- _Exercise prompt_:
In the records that follow, show each line where the word "JSON" is present.

- _Listed entries_:

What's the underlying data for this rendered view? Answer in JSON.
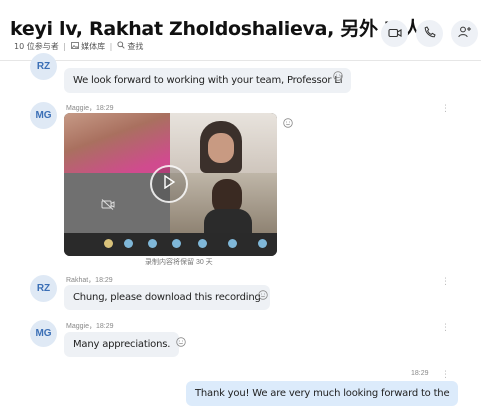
{
  "header": {
    "title": "keyi lv, Rakhat Zholdoshalieva, 另外 7 人",
    "participants": "10 位参与者",
    "gallery": "媒体库",
    "search": "查找"
  },
  "messages": [
    {
      "initials": "RZ",
      "text": "We look forward to working with your team, Professor Li"
    },
    {
      "initials": "MG",
      "sender": "Maggie，18:29",
      "recording_note": "录制内容将保留 30 天"
    },
    {
      "initials": "RZ",
      "sender": "Rakhat，18:29",
      "text": "Chung, please download this recording"
    },
    {
      "initials": "MG",
      "sender": "Maggie，18:29",
      "text": "Many appreciations."
    },
    {
      "time": "18:29",
      "text": "Thank you! We are very much looking forward to the"
    }
  ],
  "icons": {
    "video_call": "video-camera-icon",
    "audio_call": "phone-icon",
    "add_person": "add-person-icon",
    "gallery": "image-icon",
    "search": "search-icon",
    "play": "play-icon",
    "emoji": "smiley-icon",
    "more": "more-vertical-icon"
  },
  "colors": {
    "accent": "#3b6fb6",
    "bubble": "#eef1f5",
    "my_bubble": "#dcebfb"
  }
}
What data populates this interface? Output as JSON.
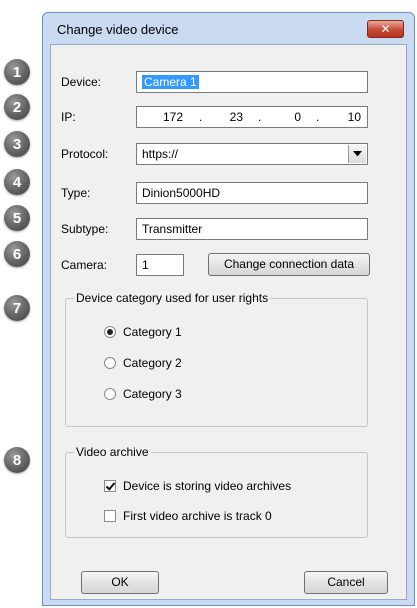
{
  "badges": [
    "1",
    "2",
    "3",
    "4",
    "5",
    "6",
    "7",
    "8"
  ],
  "window": {
    "title": "Change video device",
    "close_glyph": "✕"
  },
  "form": {
    "device_label": "Device:",
    "device_value": "Camera 1",
    "ip_label": "IP:",
    "ip_octets": [
      "172",
      "23",
      "0",
      "10"
    ],
    "ip_separator": ".",
    "protocol_label": "Protocol:",
    "protocol_value": "https://",
    "type_label": "Type:",
    "type_value": "Dinion5000HD",
    "subtype_label": "Subtype:",
    "subtype_value": "Transmitter",
    "camera_label": "Camera:",
    "camera_value": "1",
    "change_connection_label": "Change connection data"
  },
  "category_group": {
    "legend": "Device category used for user rights",
    "options": [
      "Category 1",
      "Category 2",
      "Category 3"
    ],
    "selected_index": 0
  },
  "archive_group": {
    "legend": "Video archive",
    "checks": [
      {
        "label": "Device is storing video archives",
        "checked": true
      },
      {
        "label": "First video archive is track 0",
        "checked": false
      }
    ]
  },
  "buttons": {
    "ok": "OK",
    "cancel": "Cancel"
  },
  "icons": {
    "close": "close-icon",
    "dropdown": "chevron-down-icon"
  },
  "colors": {
    "selection": "#3399ff",
    "close_button": "#c84a35",
    "badge": "#5a5a5a"
  }
}
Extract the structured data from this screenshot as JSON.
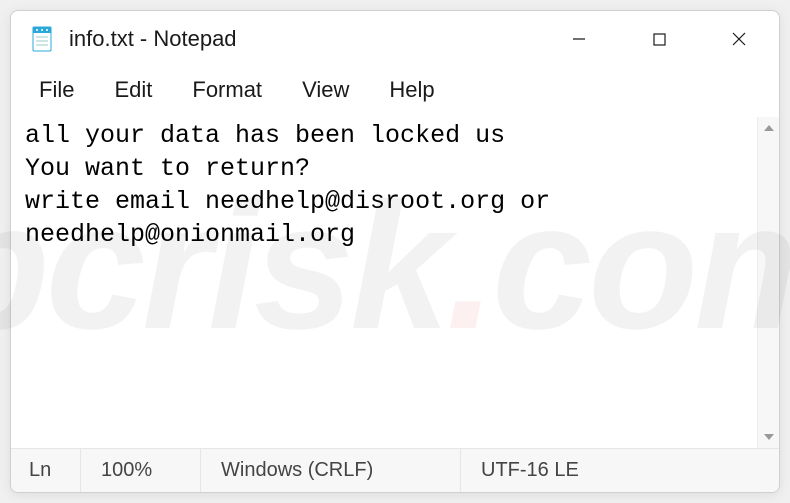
{
  "titlebar": {
    "icon_name": "notepad-icon",
    "title": "info.txt - Notepad"
  },
  "menubar": {
    "items": [
      {
        "label": "File"
      },
      {
        "label": "Edit"
      },
      {
        "label": "Format"
      },
      {
        "label": "View"
      },
      {
        "label": "Help"
      }
    ]
  },
  "editor": {
    "content": "all your data has been locked us\nYou want to return?\nwrite email needhelp@disroot.org or needhelp@onionmail.org"
  },
  "statusbar": {
    "line_label": "Ln",
    "zoom": "100%",
    "line_ending": "Windows (CRLF)",
    "encoding": "UTF-16 LE"
  },
  "watermark": {
    "text_left": "pcrisk",
    "text_dot": ".",
    "text_right": "com"
  }
}
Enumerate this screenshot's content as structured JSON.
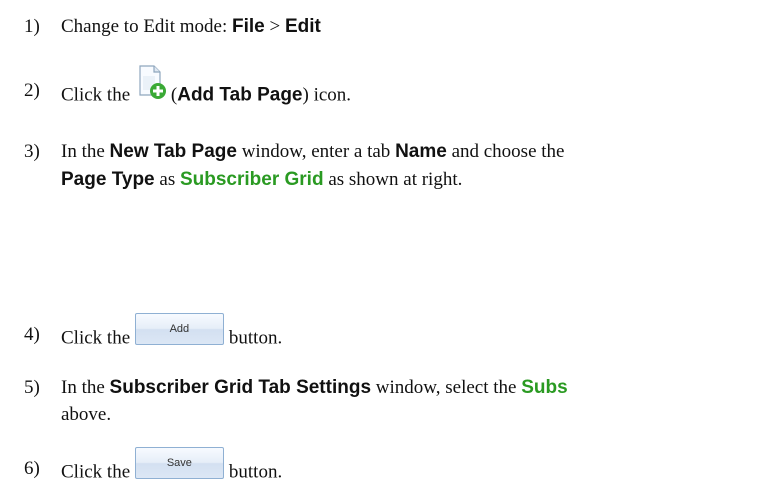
{
  "steps": [
    {
      "num": "1)",
      "pre": "Change to Edit mode:  ",
      "b1": "File",
      "mid": " > ",
      "b2": "Edit"
    },
    {
      "num": "2)",
      "pre": "Click the",
      "paren_open": "(",
      "bold": "Add Tab Page",
      "post": ") icon.",
      "icon": "add-page-icon"
    },
    {
      "num": "3)",
      "line1_pre": "In the ",
      "b1": "New Tab Page",
      "mid1": " window, enter a tab ",
      "b2": "Name",
      "mid2": " and choose the",
      "line2_b1": "Page Type",
      "line2_mid": " as ",
      "line2_green": "Subscriber Grid",
      "line2_post": " as shown at right."
    },
    {
      "num": "4)",
      "pre": "Click the",
      "button_label": "Add",
      "post": "button."
    },
    {
      "num": "5)",
      "line1_pre": "In the ",
      "b1": "Subscriber Grid Tab Settings",
      "mid1": " window, select the ",
      "green": "Subs",
      "line2": "above."
    },
    {
      "num": "6)",
      "pre": "Click the",
      "button_label": "Save",
      "post": "button."
    }
  ],
  "colors": {
    "accent_green": "#2a9a22",
    "button_border": "#8fb0d3"
  }
}
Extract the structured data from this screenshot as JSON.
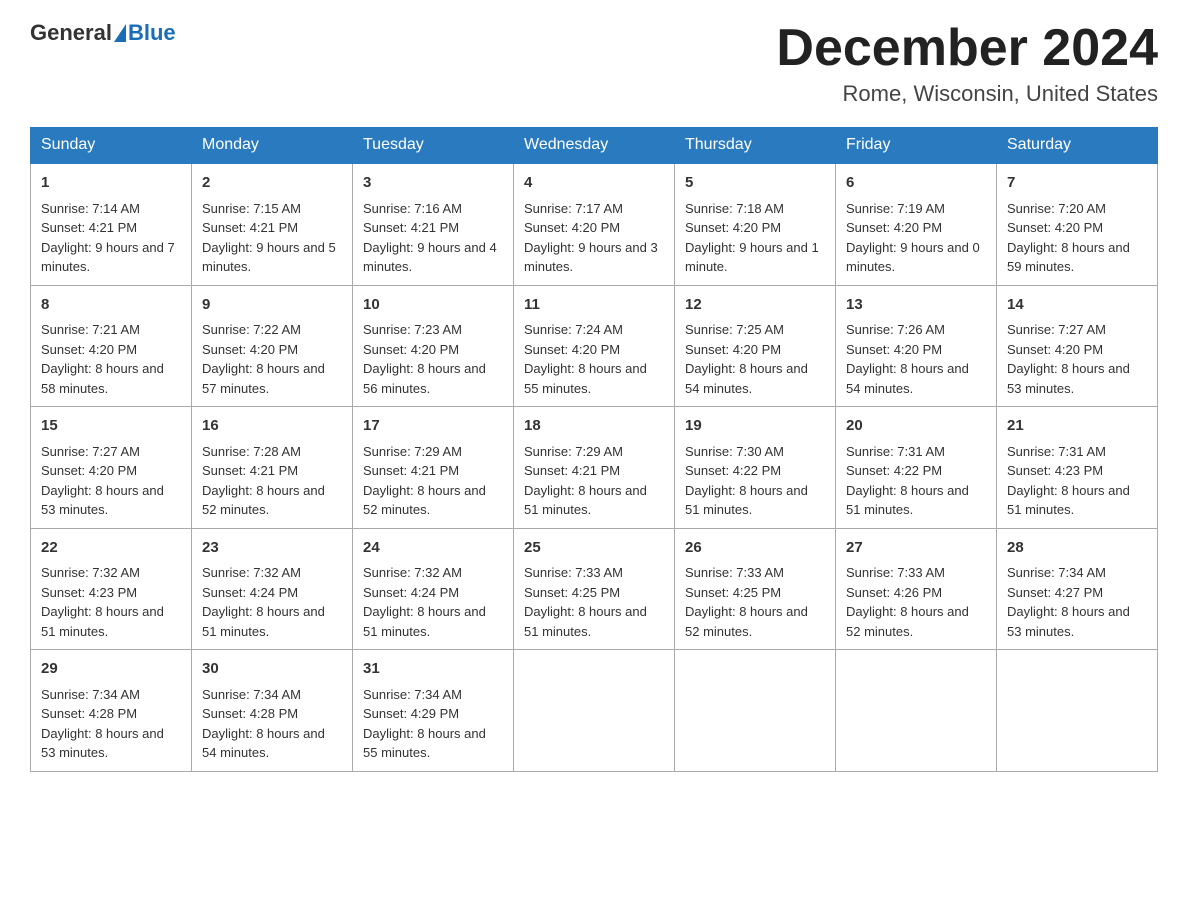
{
  "logo": {
    "general": "General",
    "blue": "Blue"
  },
  "header": {
    "month_year": "December 2024",
    "location": "Rome, Wisconsin, United States"
  },
  "weekdays": [
    "Sunday",
    "Monday",
    "Tuesday",
    "Wednesday",
    "Thursday",
    "Friday",
    "Saturday"
  ],
  "weeks": [
    [
      {
        "day": "1",
        "sunrise": "7:14 AM",
        "sunset": "4:21 PM",
        "daylight": "9 hours and 7 minutes."
      },
      {
        "day": "2",
        "sunrise": "7:15 AM",
        "sunset": "4:21 PM",
        "daylight": "9 hours and 5 minutes."
      },
      {
        "day": "3",
        "sunrise": "7:16 AM",
        "sunset": "4:21 PM",
        "daylight": "9 hours and 4 minutes."
      },
      {
        "day": "4",
        "sunrise": "7:17 AM",
        "sunset": "4:20 PM",
        "daylight": "9 hours and 3 minutes."
      },
      {
        "day": "5",
        "sunrise": "7:18 AM",
        "sunset": "4:20 PM",
        "daylight": "9 hours and 1 minute."
      },
      {
        "day": "6",
        "sunrise": "7:19 AM",
        "sunset": "4:20 PM",
        "daylight": "9 hours and 0 minutes."
      },
      {
        "day": "7",
        "sunrise": "7:20 AM",
        "sunset": "4:20 PM",
        "daylight": "8 hours and 59 minutes."
      }
    ],
    [
      {
        "day": "8",
        "sunrise": "7:21 AM",
        "sunset": "4:20 PM",
        "daylight": "8 hours and 58 minutes."
      },
      {
        "day": "9",
        "sunrise": "7:22 AM",
        "sunset": "4:20 PM",
        "daylight": "8 hours and 57 minutes."
      },
      {
        "day": "10",
        "sunrise": "7:23 AM",
        "sunset": "4:20 PM",
        "daylight": "8 hours and 56 minutes."
      },
      {
        "day": "11",
        "sunrise": "7:24 AM",
        "sunset": "4:20 PM",
        "daylight": "8 hours and 55 minutes."
      },
      {
        "day": "12",
        "sunrise": "7:25 AM",
        "sunset": "4:20 PM",
        "daylight": "8 hours and 54 minutes."
      },
      {
        "day": "13",
        "sunrise": "7:26 AM",
        "sunset": "4:20 PM",
        "daylight": "8 hours and 54 minutes."
      },
      {
        "day": "14",
        "sunrise": "7:27 AM",
        "sunset": "4:20 PM",
        "daylight": "8 hours and 53 minutes."
      }
    ],
    [
      {
        "day": "15",
        "sunrise": "7:27 AM",
        "sunset": "4:20 PM",
        "daylight": "8 hours and 53 minutes."
      },
      {
        "day": "16",
        "sunrise": "7:28 AM",
        "sunset": "4:21 PM",
        "daylight": "8 hours and 52 minutes."
      },
      {
        "day": "17",
        "sunrise": "7:29 AM",
        "sunset": "4:21 PM",
        "daylight": "8 hours and 52 minutes."
      },
      {
        "day": "18",
        "sunrise": "7:29 AM",
        "sunset": "4:21 PM",
        "daylight": "8 hours and 51 minutes."
      },
      {
        "day": "19",
        "sunrise": "7:30 AM",
        "sunset": "4:22 PM",
        "daylight": "8 hours and 51 minutes."
      },
      {
        "day": "20",
        "sunrise": "7:31 AM",
        "sunset": "4:22 PM",
        "daylight": "8 hours and 51 minutes."
      },
      {
        "day": "21",
        "sunrise": "7:31 AM",
        "sunset": "4:23 PM",
        "daylight": "8 hours and 51 minutes."
      }
    ],
    [
      {
        "day": "22",
        "sunrise": "7:32 AM",
        "sunset": "4:23 PM",
        "daylight": "8 hours and 51 minutes."
      },
      {
        "day": "23",
        "sunrise": "7:32 AM",
        "sunset": "4:24 PM",
        "daylight": "8 hours and 51 minutes."
      },
      {
        "day": "24",
        "sunrise": "7:32 AM",
        "sunset": "4:24 PM",
        "daylight": "8 hours and 51 minutes."
      },
      {
        "day": "25",
        "sunrise": "7:33 AM",
        "sunset": "4:25 PM",
        "daylight": "8 hours and 51 minutes."
      },
      {
        "day": "26",
        "sunrise": "7:33 AM",
        "sunset": "4:25 PM",
        "daylight": "8 hours and 52 minutes."
      },
      {
        "day": "27",
        "sunrise": "7:33 AM",
        "sunset": "4:26 PM",
        "daylight": "8 hours and 52 minutes."
      },
      {
        "day": "28",
        "sunrise": "7:34 AM",
        "sunset": "4:27 PM",
        "daylight": "8 hours and 53 minutes."
      }
    ],
    [
      {
        "day": "29",
        "sunrise": "7:34 AM",
        "sunset": "4:28 PM",
        "daylight": "8 hours and 53 minutes."
      },
      {
        "day": "30",
        "sunrise": "7:34 AM",
        "sunset": "4:28 PM",
        "daylight": "8 hours and 54 minutes."
      },
      {
        "day": "31",
        "sunrise": "7:34 AM",
        "sunset": "4:29 PM",
        "daylight": "8 hours and 55 minutes."
      },
      null,
      null,
      null,
      null
    ]
  ],
  "labels": {
    "sunrise": "Sunrise:",
    "sunset": "Sunset:",
    "daylight": "Daylight:"
  }
}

- _Written solution_:
What's the underlying data for this rendered view? Answer in JSON.
What data populates this interface? Output as JSON.
Extract the structured data from this screenshot as JSON.
Enumerate this screenshot's content as structured JSON.
Extract the structured data from this screenshot as JSON.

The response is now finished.